What are Technical Air Pollution Sources?
Hazardous air pollutants, also known as toxic air pollutants or air toxics, are pollutants that cause or may cause cancer or other serious health effects, such as reproductive effects or birth defects, or that have a negative environmental and ecological impact. The EPA is responsible for controlling 187 hazardous air pollutants.
Toxic air pollutants include benzene (found in gasoline), perchloroethylene (emitted by some dry cleaning facilities), and methylene chloride (used as a solvent and paint stripper by a variety of industries). The Clean Air Act list can be amended through appropriate rulemaking. A current list of changes is available. There is also some clarification on certain pollutant aggregation.
The majority of air toxics are emitted by man-made sources, including mobile (e.g., cars, trucks, buses) and stationary (e.g., factories, refineries, power plants), as well as indoor sources (e.g., building materials and activities such as cleaning).
There are two types of stationary sources that emit air toxics on a regular basis:
"Major" sources are those that emit 10 tonnes of any of the toxic air pollutants per year, or 25 tonnes of a mixture of air toxics per year. These sources may emit air toxics as a result of equipment leaks, material transfer from one location to another, or discharge through emission stacks or vents.
"Area" sources are smaller-scale facilities that emit fewer toxic pollutants into the atmosphere. Area sources are defined as sources that emit less than 10 tonnes of a single air toxic per year or less than 25 tonnes of a combination of air toxics per year. Though emissions from individual area sources are often small, their cumulative emissions can be significant, especially when a large number of sources are located in densely populated areas.
1. Power Plants Using Fossil Fuels
Chemicals such as Sulphur dioxide are released during the combustion of fossil fuels. They are emitted directly into the atmosphere, where they react with water molecules, resulting in acid rain. Air pollution from coal-fired power plants, in particular, has been linked to neurological problems, heart and lung ailments, cancer, and asthma, among other serious public health and environmental consequences.
This is why there is so much interest in researching alternative energy sources such as nuclear, wind, and solar.
2. Industrial Factories and Plants Exhaust
Factory exhaust is one of the most significant sources of air pollution caused by businesses. Tons of heavy machinery in industrial plants emit pollutants into the atmosphere. Carbon dioxide is released into the atmosphere as a result of the combustion of fossil fuels. Industry and power plants account for more than half of all greenhouse gas emissions.
3. Agricultural and Construction Work

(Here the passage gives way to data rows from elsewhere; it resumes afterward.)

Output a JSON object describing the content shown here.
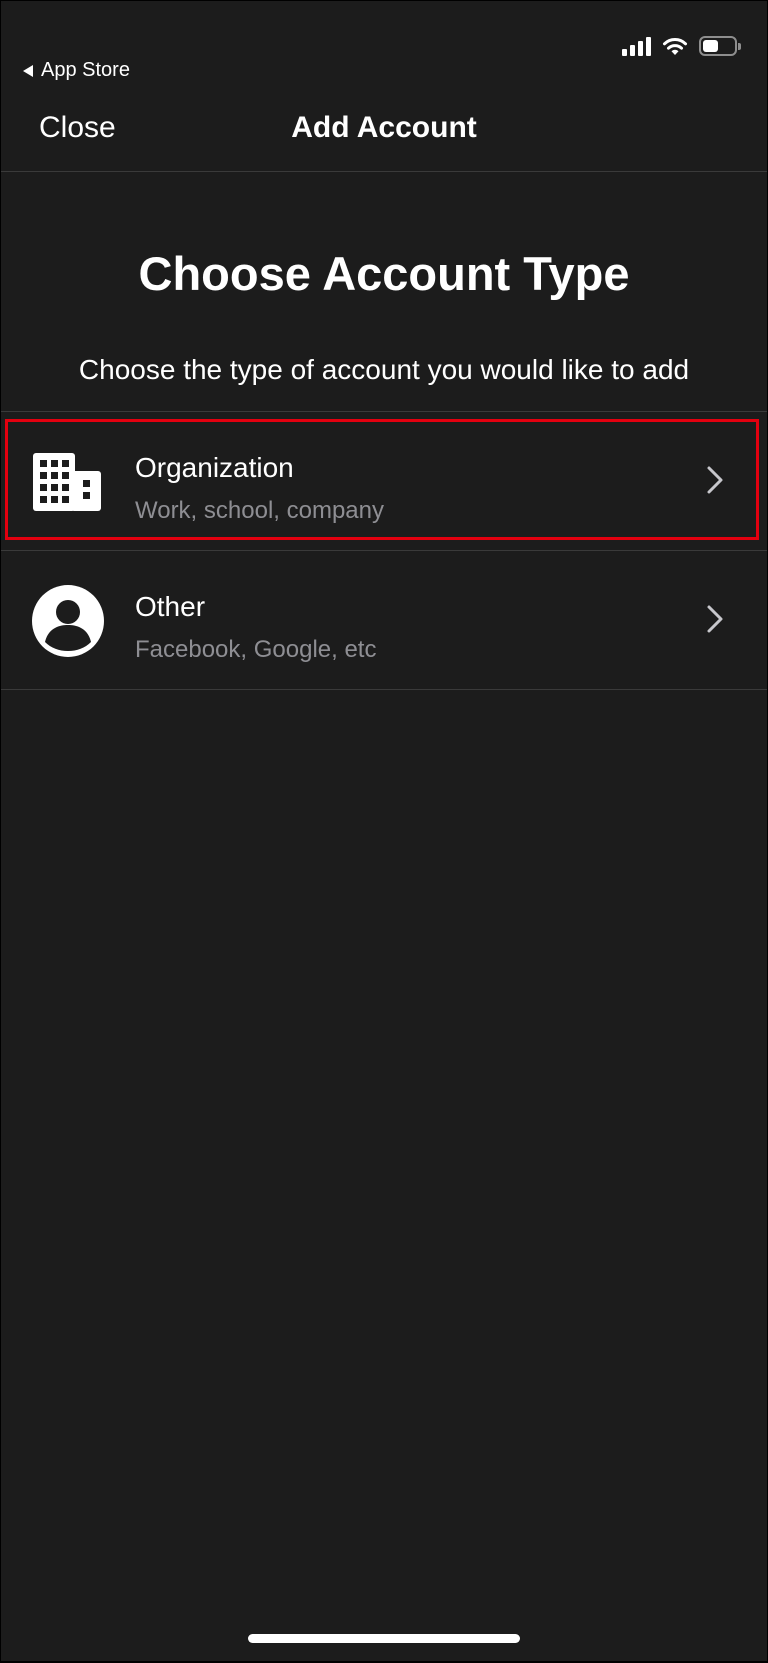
{
  "status_bar": {
    "back_label": "App Store",
    "battery_level": 0.5
  },
  "nav": {
    "close_label": "Close",
    "title": "Add Account"
  },
  "content": {
    "heading": "Choose Account Type",
    "subheading": "Choose the type of account you would like to add"
  },
  "account_types": [
    {
      "title": "Organization",
      "subtitle": "Work, school, company",
      "icon": "building-icon",
      "highlighted": true
    },
    {
      "title": "Other",
      "subtitle": "Facebook, Google, etc",
      "icon": "person-circle-icon",
      "highlighted": false
    }
  ],
  "colors": {
    "background": "#1c1c1c",
    "text": "#ffffff",
    "secondary_text": "#8e8e93",
    "separator": "#3a3a3a",
    "highlight_border": "#e3000f"
  }
}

When you think of farms, you probably envision a sweet, pastoral scene with cows and vegetables. In reality, industrial agriculture is a big business that uses gas-guzzling, air-polluting heavy machinery. Other agricultural and construction byproducts exist as well. Ammonia is a common byproduct of farming, and construction generates a lot of dust and particle waste. Pesticides and fertilizers are also responsible for releasing a slew of noxious chemicals into the environment.
4: Other Factors
Outdoor air pollution is not the only type of dangerous air pollution. You should also be concerned about indoor air pollution, especially since you have a lot more control over it. One of the most common sources of indoor air pollution is the use of household chemicals such as bleach without adequate ventilation.
Other items commonly found in the home contribute significantly to air pollution, particularly when improperly disposed of.
The following are some common household items that can contribute to indoor air pollution:
1: Asbestos, which can be found in a variety of older home construction materials and automotive industry materials.
2: Formaldehyde is a colourless gas found in sealants, paints, carpets, upholstery, and wood floors.
3: Tobacco smoke can come from either outside or inside.
4: Radon, which can be found in building materials and bedrock beneath your home.
5: Paints, varnishes, and certain cleaning products.
6: Mold, mildew, viruses, bacteria, dust mites, pollen, animal dander, and other contaminants are examples of biological pollutants.
7: Perfumes, synthetic fragrances, deodorizers, and air fresheners are all examples of fragrances.
8: Candles made of paraffin wax emit fumes.
9: Gases and minute particles emitted by office machines.
10: Glue, lacquer, paint, plywood, and other construction materials.
11: Clothes that have been dry cleaned contain highly toxic substances such as perchloroethylene and trichloroethylene.
12: Pesticides found in the home that can be used to control insects, rodents, termites, microbes, fungi, and other pests.